Much research has been done in isolating and understanding the effective aspects of A. vicina venom. A recent study involving Wistar rats involved isolating the neurotoxin AvTx8 and then microinjecting it into the brains of rats to understand its effect on brain activity. It was found that the neurotoxin has effects on GABAergic neurotransmission, increasing the activity of specific inhibitory pathways. By doing so, it reduces defensive behavior in rats by propagating an anti-panic effect. The study suggests that AcTx8, as well as many of the other chemicals found in A. vicina venom, may be used to study mechanisms of the brain and brainstem networks.[11]


  1. ^ a b Silveira, Orlando Tobias (1995). "A New Species of Agelia Lepeletier From Brazilian Amazonia (Hymenoptera: Vespidae; Polistinae)". Journal of New York Entomology. 103 (1): 69–72. JSTOR 25010134.
  2. ^ Mancini, K. (7 April 2006). "Sperm ultrastructure of the wasp Agelaia vicina (Hymenoptera, Vespidae)". Insectes Sociaux. 53 (3): 333–338. doi:10.1007/s00040-006-0877-6. S2CID 20067233.
  3. ^ Sakagami, S.F. (1996). "Morphological caste differences in Agelaia vicina, the Neotropical swarm-founding polistine wasp, with the largest colony size among social wasps (Hymenoptera: Vespidae)". Sociobiology.
  4. ^ Zucchi, Ronaldo (April 1995). "Agelaia vicina, a Swarm-Founding Polistine with the Largest Colony Size among Wasps and Bees (Hymenoptera: Vespidae)". Journal of the New York Entomological Society. 103 (2): 129–137. JSTOR 25010148.
  5. ^ a b c d De Oliveira, Otavo A L (2010). "Foraging Behavior and Colony Cycle of Agelaia vicina (Hymenoptera: Vespidae; Epiponini)". Journal of Hymenoptera Research. 19: 4–11. Retrieved 24 September 2014.
  6. ^ Zucchi, Ronaldo (1995). "Agelaia vicina, a Swarm-Founding Polistine with the Largest Colony Size among Wasps and Bees (Hymenoptera: Vespidae)". New York Entomological Society. 103 (2): 129–137. JSTOR 25010148.
  7. ^ Jeanne, Robert L. (1995). "Foraging in Social Wasps: Agelaia Lacks Recruitment to Food (Hymenoptera: Vespidae)" (PDF). Journal of the Kansas Entomological Society. Retrieved 24 September 2014.
  8. ^ Raw, Anthony (1997). "Avian Predation on Individual Neotropical Social Wasps (Hymenoptera, Vespidae) Outside Their Nests". Ornitologia Neotropical.
  9. ^ Paine, R.T. (1995). "A Conversation on Refining the Concept of Keystone Species". Conservation Biology. 9 (4): 962–964. doi:10.1046/j.1523-1739.1995.09040962.x.

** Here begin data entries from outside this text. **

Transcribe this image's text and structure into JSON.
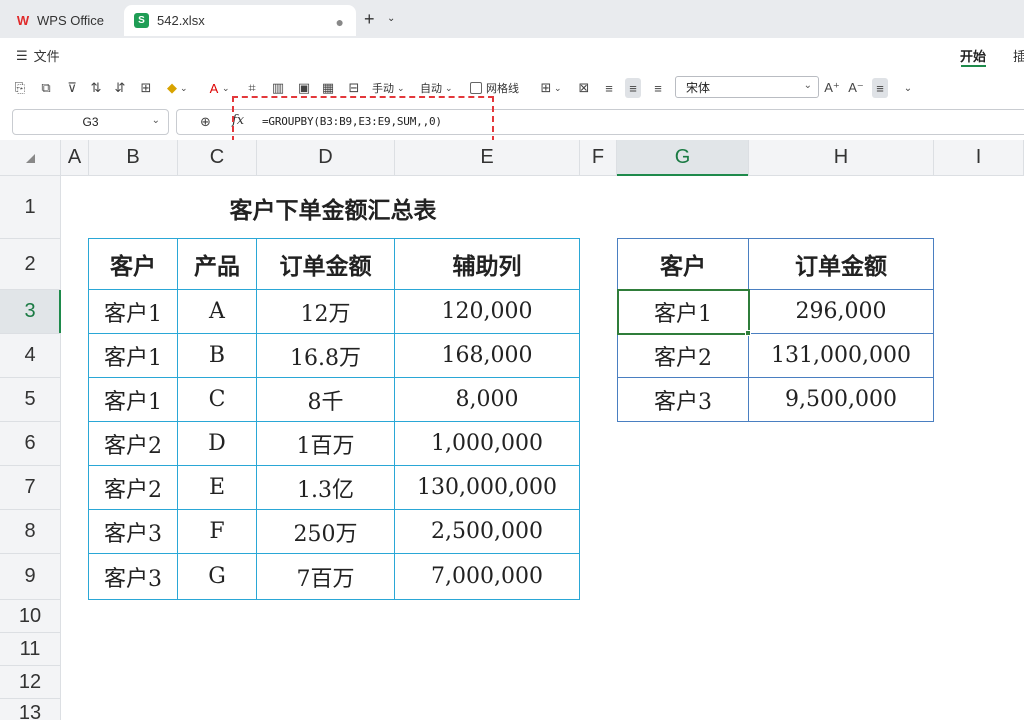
{
  "app": {
    "tab_wps": "WPS Office",
    "tab_file": "542.xlsx"
  },
  "menu": {
    "file": "文件",
    "start": "开始",
    "insert": "插"
  },
  "toolbar": {
    "manual": "手动",
    "auto": "自动",
    "gridlines": "网格线",
    "font": "宋体"
  },
  "formula_bar": {
    "name_box": "G3",
    "fx": "fx",
    "formula": "=GROUPBY(B3:B9,E3:E9,SUM,,0)"
  },
  "grid": {
    "columns": [
      "A",
      "B",
      "C",
      "D",
      "E",
      "F",
      "G",
      "H",
      "I"
    ],
    "rows": [
      "1",
      "2",
      "3",
      "4",
      "5",
      "6",
      "7",
      "8",
      "9",
      "10",
      "11",
      "12",
      "13"
    ],
    "active_column": "G",
    "active_row": "3"
  },
  "sheet": {
    "title": "客户下单金额汇总表",
    "table1": {
      "headers": [
        "客户",
        "产品",
        "订单金额",
        "辅助列"
      ],
      "rows": [
        [
          "客户1",
          "A",
          "12万",
          "120,000"
        ],
        [
          "客户1",
          "B",
          "16.8万",
          "168,000"
        ],
        [
          "客户1",
          "C",
          "8千",
          "8,000"
        ],
        [
          "客户2",
          "D",
          "1百万",
          "1,000,000"
        ],
        [
          "客户2",
          "E",
          "1.3亿",
          "130,000,000"
        ],
        [
          "客户3",
          "F",
          "250万",
          "2,500,000"
        ],
        [
          "客户3",
          "G",
          "7百万",
          "7,000,000"
        ]
      ]
    },
    "table2": {
      "headers": [
        "客户",
        "订单金额"
      ],
      "rows": [
        [
          "客户1",
          "296,000"
        ],
        [
          "客户2",
          "131,000,000"
        ],
        [
          "客户3",
          "9,500,000"
        ]
      ]
    }
  },
  "colors": {
    "accent_green": "#1e8a4b",
    "table1_border": "#2aa7d6",
    "table2_border": "#4a7fc1",
    "annotation_red": "#e3383b"
  }
}
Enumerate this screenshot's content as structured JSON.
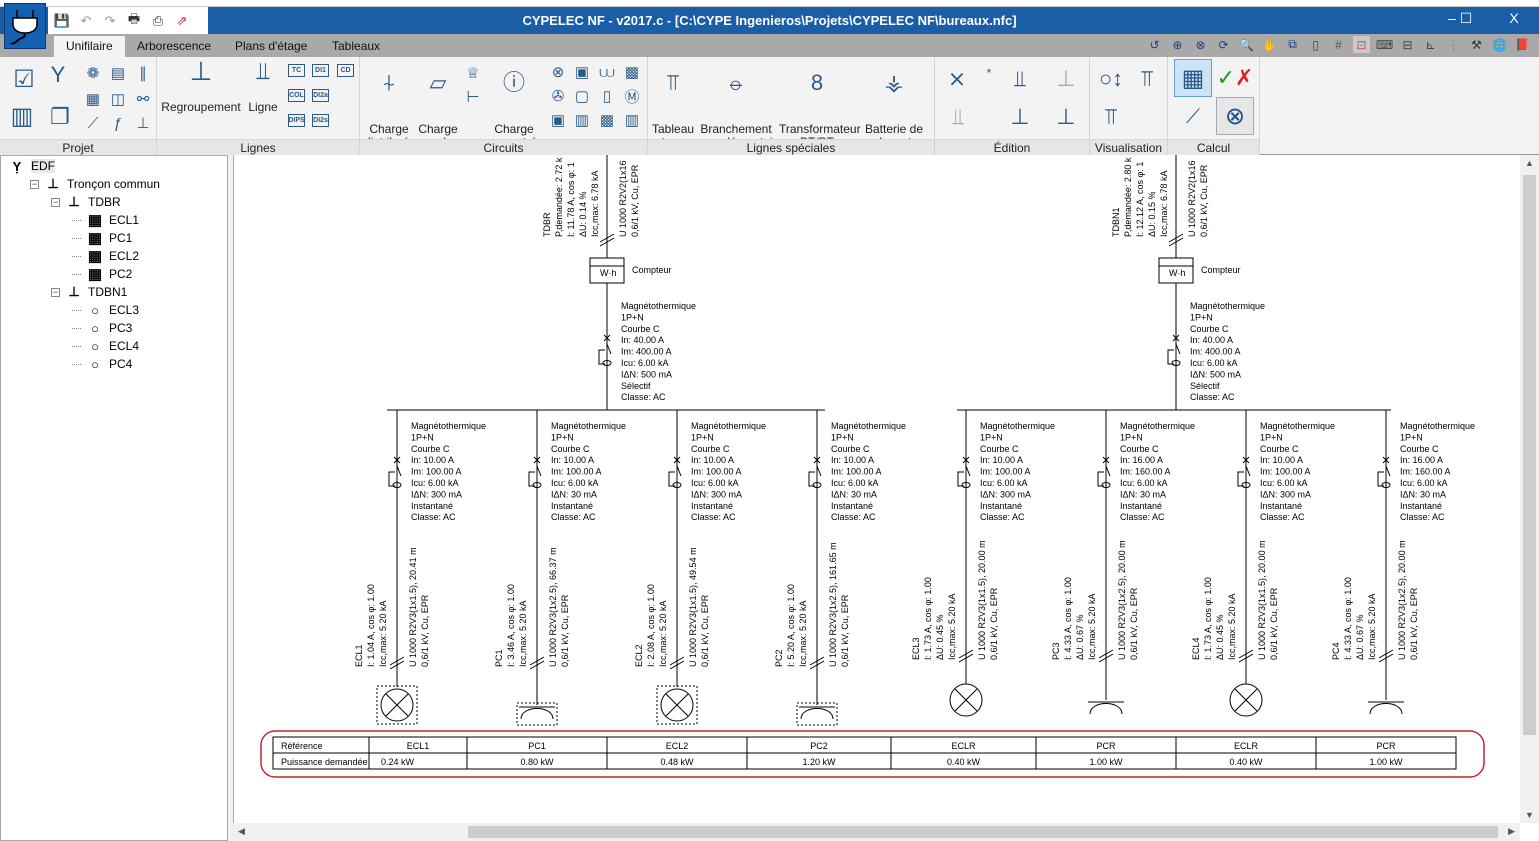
{
  "window": {
    "title": "CYPELEC NF - v2017.c - [C:\\CYPE Ingenieros\\Projets\\CYPELEC NF\\bureaux.nfc]",
    "minimize": "–",
    "maximize": "☐",
    "close": "X"
  },
  "tabs": [
    {
      "label": "Unifilaire",
      "active": true
    },
    {
      "label": "Arborescence"
    },
    {
      "label": "Plans d'étage"
    },
    {
      "label": "Tableaux"
    }
  ],
  "ribbon": {
    "groups": {
      "projet": "Projet",
      "lignes": "Lignes",
      "circuits": "Circuits",
      "lignes_speciales": "Lignes spéciales",
      "edition": "Édition",
      "visualisation": "Visualisation",
      "calcul": "Calcul"
    },
    "buttons": {
      "regroupement": "Regroupement",
      "ligne": "Ligne",
      "charge_distribuee": "Charge\ndistribuée",
      "charge_plan": "Charge\nsur plan",
      "charge_concentree": "Charge\nconcentrée",
      "tableau_type": "Tableau\ntype",
      "branchement": "Branchement\ncomplémentaire",
      "transformateur": "Transformateur\nBT/BT",
      "batterie": "Batterie de\ncondensateurs"
    },
    "small_boxes": [
      "TC",
      "DI1",
      "CD",
      "COL",
      "DI2a",
      "DIPS",
      "DI2s"
    ]
  },
  "tree": [
    {
      "label": "EDF",
      "level": 0,
      "icon": "supply-icon"
    },
    {
      "label": "Tronçon commun",
      "level": 1,
      "icon": "line-icon"
    },
    {
      "label": "TDBR",
      "level": 2,
      "icon": "line-icon"
    },
    {
      "label": "ECL1",
      "level": 3,
      "icon": "panel-icon"
    },
    {
      "label": "PC1",
      "level": 3,
      "icon": "panel-icon"
    },
    {
      "label": "ECL2",
      "level": 3,
      "icon": "panel-icon"
    },
    {
      "label": "PC2",
      "level": 3,
      "icon": "panel-icon"
    },
    {
      "label": "TDBN1",
      "level": 2,
      "icon": "line-icon"
    },
    {
      "label": "ECL3",
      "level": 3,
      "icon": "circle-icon"
    },
    {
      "label": "PC3",
      "level": 3,
      "icon": "circle-icon"
    },
    {
      "label": "ECL4",
      "level": 3,
      "icon": "circle-icon"
    },
    {
      "label": "PC4",
      "level": 3,
      "icon": "circle-icon"
    }
  ],
  "diagram": {
    "feeders": [
      {
        "name": "TDBR",
        "info": [
          "TDBR",
          "P,demandée: 2.72 k",
          "I: 11.78 A, cos φ: 1",
          "ΔU: 0.14 %",
          "Icc,max: 6.78 kA"
        ],
        "cable": [
          "U 1000 R2V2(1x16",
          "0,6/1 kV, Cu, EPR"
        ],
        "meter": "Compteur",
        "meter_unit": "W·h",
        "breaker": [
          "Magnétothermique",
          "1P+N",
          "Courbe C",
          "In: 40.00 A",
          "Im: 400.00 A",
          "Icu: 6.00 kA",
          "IΔN: 500 mA",
          "Sélectif",
          "Classe: AC"
        ]
      },
      {
        "name": "TDBN1",
        "info": [
          "TDBN1",
          "P,demandée: 2.80 k",
          "I: 12.12 A, cos φ: 1",
          "ΔU: 0.15 %",
          "Icc,max: 6.78 kA"
        ],
        "cable": [
          "U 1000 R2V2(1x16",
          "0,6/1 kV, Cu, EPR"
        ],
        "meter": "Compteur",
        "meter_unit": "W·h",
        "breaker": [
          "Magnétothermique",
          "1P+N",
          "Courbe C",
          "In: 40.00 A",
          "Im: 400.00 A",
          "Icu: 6.00 kA",
          "IΔN: 500 mA",
          "Sélectif",
          "Classe: AC"
        ]
      }
    ],
    "circuits": [
      {
        "name": "ECL1",
        "feeder": 0,
        "load": "lamp",
        "info": [
          "ECL1",
          "I: 1.04 A, cos φ: 1.00",
          "Icc,max: 5.20 kA"
        ],
        "cable": [
          "U 1000 R2V3(1x1.5), 20.41 m",
          "0,6/1 kV, Cu, EPR"
        ],
        "breaker": [
          "Magnétothermique",
          "1P+N",
          "Courbe C",
          "In: 10.00 A",
          "Im: 100.00 A",
          "Icu: 6.00 kA",
          "IΔN: 300 mA",
          "Instantané",
          "Classe: AC"
        ]
      },
      {
        "name": "PC1",
        "feeder": 0,
        "load": "socket",
        "info": [
          "PC1",
          "I: 3.46 A, cos φ: 1.00",
          "Icc,max: 5.20 kA"
        ],
        "cable": [
          "U 1000 R2V3(1x2.5), 66.37 m",
          "0,6/1 kV, Cu, EPR"
        ],
        "breaker": [
          "Magnétothermique",
          "1P+N",
          "Courbe C",
          "In: 10.00 A",
          "Im: 100.00 A",
          "Icu: 6.00 kA",
          "IΔN: 30 mA",
          "Instantané",
          "Classe: AC"
        ]
      },
      {
        "name": "ECL2",
        "feeder": 0,
        "load": "lamp",
        "info": [
          "ECL2",
          "I: 2.08 A, cos φ: 1.00",
          "Icc,max: 5.20 kA"
        ],
        "cable": [
          "U 1000 R2V3(1x1.5), 49.54 m",
          "0,6/1 kV, Cu, EPR"
        ],
        "breaker": [
          "Magnétothermique",
          "1P+N",
          "Courbe C",
          "In: 10.00 A",
          "Im: 100.00 A",
          "Icu: 6.00 kA",
          "IΔN: 300 mA",
          "Instantané",
          "Classe: AC"
        ]
      },
      {
        "name": "PC2",
        "feeder": 0,
        "load": "socket",
        "info": [
          "PC2",
          "I: 5.20 A, cos φ: 1.00",
          "Icc,max: 5.20 kA"
        ],
        "cable": [
          "U 1000 R2V3(1x2.5), 161.65 m",
          "0,6/1 kV, Cu, EPR"
        ],
        "breaker": [
          "Magnétothermique",
          "1P+N",
          "Courbe C",
          "In: 10.00 A",
          "Im: 100.00 A",
          "Icu: 6.00 kA",
          "IΔN: 30 mA",
          "Instantané",
          "Classe: AC"
        ]
      },
      {
        "name": "ECL3",
        "feeder": 1,
        "load": "lamp2",
        "info": [
          "ECL3",
          "I: 1.73 A, cos φ: 1.00",
          "ΔU: 0.45 %",
          "Icc,max: 5.20 kA"
        ],
        "cable": [
          "U 1000 R2V3(1x1.5), 20.00 m",
          "0,6/1 kV, Cu, EPR"
        ],
        "breaker": [
          "Magnétothermique",
          "1P+N",
          "Courbe C",
          "In: 10.00 A",
          "Im: 100.00 A",
          "Icu: 6.00 kA",
          "IΔN: 300 mA",
          "Instantané",
          "Classe: AC"
        ]
      },
      {
        "name": "PC3",
        "feeder": 1,
        "load": "socket2",
        "info": [
          "PC3",
          "I: 4.33 A, cos φ: 1.00",
          "ΔU: 0.67 %",
          "Icc,max: 5.20 kA"
        ],
        "cable": [
          "U 1000 R2V3(1x2.5), 20.00 m",
          "0,6/1 kV, Cu, EPR"
        ],
        "breaker": [
          "Magnétothermique",
          "1P+N",
          "Courbe C",
          "In: 16.00 A",
          "Im: 160.00 A",
          "Icu: 6.00 kA",
          "IΔN: 30 mA",
          "Instantané",
          "Classe: AC"
        ]
      },
      {
        "name": "ECL4",
        "feeder": 1,
        "load": "lamp2",
        "info": [
          "ECL4",
          "I: 1.73 A, cos φ: 1.00",
          "ΔU: 0.45 %",
          "Icc,max: 5.20 kA"
        ],
        "cable": [
          "U 1000 R2V3(1x1.5), 20.00 m",
          "0,6/1 kV, Cu, EPR"
        ],
        "breaker": [
          "Magnétothermique",
          "1P+N",
          "Courbe C",
          "In: 10.00 A",
          "Im: 100.00 A",
          "Icu: 6.00 kA",
          "IΔN: 300 mA",
          "Instantané",
          "Classe: AC"
        ]
      },
      {
        "name": "PC4",
        "feeder": 1,
        "load": "socket2",
        "info": [
          "PC4",
          "I: 4.33 A, cos φ: 1.00",
          "ΔU: 0.67 %",
          "Icc,max: 5.20 kA"
        ],
        "cable": [
          "U 1000 R2V3(1x2.5), 20.00 m",
          "0,6/1 kV, Cu, EPR"
        ],
        "breaker": [
          "Magnétothermique",
          "1P+N",
          "Courbe C",
          "In: 16.00 A",
          "Im: 160.00 A",
          "Icu: 6.00 kA",
          "IΔN: 30 mA",
          "Instantané",
          "Classe: AC"
        ]
      }
    ],
    "table": {
      "row_labels": [
        "Référence",
        "Puissance demandée"
      ],
      "references": [
        "ECL1",
        "PC1",
        "ECL2",
        "PC2",
        "ECLR",
        "PCR",
        "ECLR",
        "PCR"
      ],
      "powers": [
        "0.24 kW",
        "0.80 kW",
        "0.48 kW",
        "1.20 kW",
        "0.40 kW",
        "1.00 kW",
        "0.40 kW",
        "1.00 kW"
      ],
      "highlight_color": "#c0282d"
    }
  },
  "colors": {
    "titlebar": "#1a5ea8",
    "ribbon": "#f3f3f3",
    "icon": "#2b5a8a"
  }
}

  10. ^ Hanson, P.E. (1995). "Economic Importance of Hymenoptera". The Hymenoptera of Costa Rica.
  11. ^ de Oliveira, L (7 January 2005). "Effects of microinjections of neurotoxin AvTx8, isolated from the social wasp Agelaia vicina (Hymenoptera, Vespidae) venom, on GABAergic nigrotectal pathways". Brain Research. 1031 (1): 74–81. doi:10.1016/j.brainres.2004.10.027. PMID 15621014. S2CID 22363846.